Problem
Copy out all the entries below, word for word.

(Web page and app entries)

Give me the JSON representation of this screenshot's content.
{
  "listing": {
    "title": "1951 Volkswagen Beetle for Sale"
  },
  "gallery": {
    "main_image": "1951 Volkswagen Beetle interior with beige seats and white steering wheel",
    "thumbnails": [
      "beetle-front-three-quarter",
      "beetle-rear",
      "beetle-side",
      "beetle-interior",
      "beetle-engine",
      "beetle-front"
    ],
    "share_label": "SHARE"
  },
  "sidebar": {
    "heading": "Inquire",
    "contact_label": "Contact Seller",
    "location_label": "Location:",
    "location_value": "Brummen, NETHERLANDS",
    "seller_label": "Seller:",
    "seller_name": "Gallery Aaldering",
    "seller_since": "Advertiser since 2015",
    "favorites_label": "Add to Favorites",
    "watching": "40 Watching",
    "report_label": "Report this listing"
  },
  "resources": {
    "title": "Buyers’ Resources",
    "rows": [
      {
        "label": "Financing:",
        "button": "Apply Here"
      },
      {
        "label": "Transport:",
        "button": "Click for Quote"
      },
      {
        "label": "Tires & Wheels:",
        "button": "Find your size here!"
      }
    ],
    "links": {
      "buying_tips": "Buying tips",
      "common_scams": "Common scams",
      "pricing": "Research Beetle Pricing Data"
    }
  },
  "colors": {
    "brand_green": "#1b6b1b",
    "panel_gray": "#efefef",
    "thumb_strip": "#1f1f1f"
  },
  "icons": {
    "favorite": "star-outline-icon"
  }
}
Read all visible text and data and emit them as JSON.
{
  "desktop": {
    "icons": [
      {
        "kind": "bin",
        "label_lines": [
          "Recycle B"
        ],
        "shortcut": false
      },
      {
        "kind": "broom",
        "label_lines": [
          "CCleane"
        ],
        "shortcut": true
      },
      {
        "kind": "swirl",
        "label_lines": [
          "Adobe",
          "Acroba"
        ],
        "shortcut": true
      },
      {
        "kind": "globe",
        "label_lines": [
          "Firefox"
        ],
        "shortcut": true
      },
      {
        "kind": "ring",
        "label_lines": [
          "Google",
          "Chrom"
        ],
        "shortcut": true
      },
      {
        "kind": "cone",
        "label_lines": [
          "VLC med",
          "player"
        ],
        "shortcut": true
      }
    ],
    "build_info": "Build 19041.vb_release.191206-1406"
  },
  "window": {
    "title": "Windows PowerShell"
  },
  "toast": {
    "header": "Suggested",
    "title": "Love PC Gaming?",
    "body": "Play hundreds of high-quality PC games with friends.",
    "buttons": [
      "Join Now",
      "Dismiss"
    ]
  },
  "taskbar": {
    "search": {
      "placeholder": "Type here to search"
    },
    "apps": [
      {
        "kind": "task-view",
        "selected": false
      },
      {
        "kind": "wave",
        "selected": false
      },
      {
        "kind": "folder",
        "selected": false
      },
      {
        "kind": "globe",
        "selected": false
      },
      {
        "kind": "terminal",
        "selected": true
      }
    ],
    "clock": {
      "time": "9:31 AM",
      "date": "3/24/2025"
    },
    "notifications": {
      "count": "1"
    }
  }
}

Solution to this task
Give me the JSON representation of this screenshot's content.
{
  "listing": {
    "title": "1951 Volkswagen Beetle for Sale"
  },
  "gallery": {
    "main_image": "1951 Volkswagen Beetle interior with beige seats and white steering wheel",
    "thumbnails": [
      "beetle-front-three-quarter",
      "beetle-rear",
      "beetle-side",
      "beetle-interior",
      "beetle-engine",
      "beetle-front"
    ],
    "share_label": "SHARE"
  },
  "sidebar": {
    "heading": "Inquire",
    "contact_label": "Contact Seller",
    "location_label": "Location:",
    "location_value": "Brummen, NETHERLANDS",
    "seller_label": "Seller:",
    "seller_name": "Gallery Aaldering",
    "seller_since": "Advertiser since 2015",
    "favorites_label": "Add to Favorites",
    "watching": "40 Watching",
    "report_label": "Report this listing"
  },
  "resources": {
    "title": "Buyers’ Resources",
    "rows": [
      {
        "label": "Financing:",
        "button": "Apply Here"
      },
      {
        "label": "Transport:",
        "button": "Click for Quote"
      },
      {
        "label": "Tires & Wheels:",
        "button": "Find your size here!"
      }
    ],
    "links": {
      "buying_tips": "Buying tips",
      "common_scams": "Common scams",
      "pricing": "Research Beetle Pricing Data"
    }
  },
  "colors": {
    "brand_green": "#1b6b1b",
    "panel_gray": "#efefef",
    "thumb_strip": "#1f1f1f"
  },
  "icons": {
    "favorite": "star-outline-icon"
  }
}
Read all visible text and data and emit them as JSON.
{
  "desktop": {
    "icons": [
      {
        "kind": "bin",
        "label_lines": [
          "Recycle B"
        ],
        "shortcut": false
      },
      {
        "kind": "broom",
        "label_lines": [
          "CCleane"
        ],
        "shortcut": true
      },
      {
        "kind": "swirl",
        "label_lines": [
          "Adobe",
          "Acroba"
        ],
        "shortcut": true
      },
      {
        "kind": "globe",
        "label_lines": [
          "Firefox"
        ],
        "shortcut": true
      },
      {
        "kind": "ring",
        "label_lines": [
          "Google",
          "Chrom"
        ],
        "shortcut": true
      },
      {
        "kind": "cone",
        "label_lines": [
          "VLC med",
          "player"
        ],
        "shortcut": true
      }
    ],
    "build_info": "Build 19041.vb_release.191206-1406"
  },
  "window": {
    "title": "Windows PowerShell"
  },
  "toast": {
    "header": "Suggested",
    "title": "Love PC Gaming?",
    "body": "Play hundreds of high-quality PC games with friends.",
    "buttons": [
      "Join Now",
      "Dismiss"
    ]
  },
  "taskbar": {
    "search": {
      "placeholder": "Type here to search"
    },
    "apps": [
      {
        "kind": "task-view",
        "selected": false
      },
      {
        "kind": "wave",
        "selected": false
      },
      {
        "kind": "folder",
        "selected": false
      },
      {
        "kind": "globe",
        "selected": false
      },
      {
        "kind": "terminal",
        "selected": true
      }
    ],
    "clock": {
      "time": "9:31 AM",
      "date": "3/24/2025"
    },
    "notifications": {
      "count": "1"
    }
  }
}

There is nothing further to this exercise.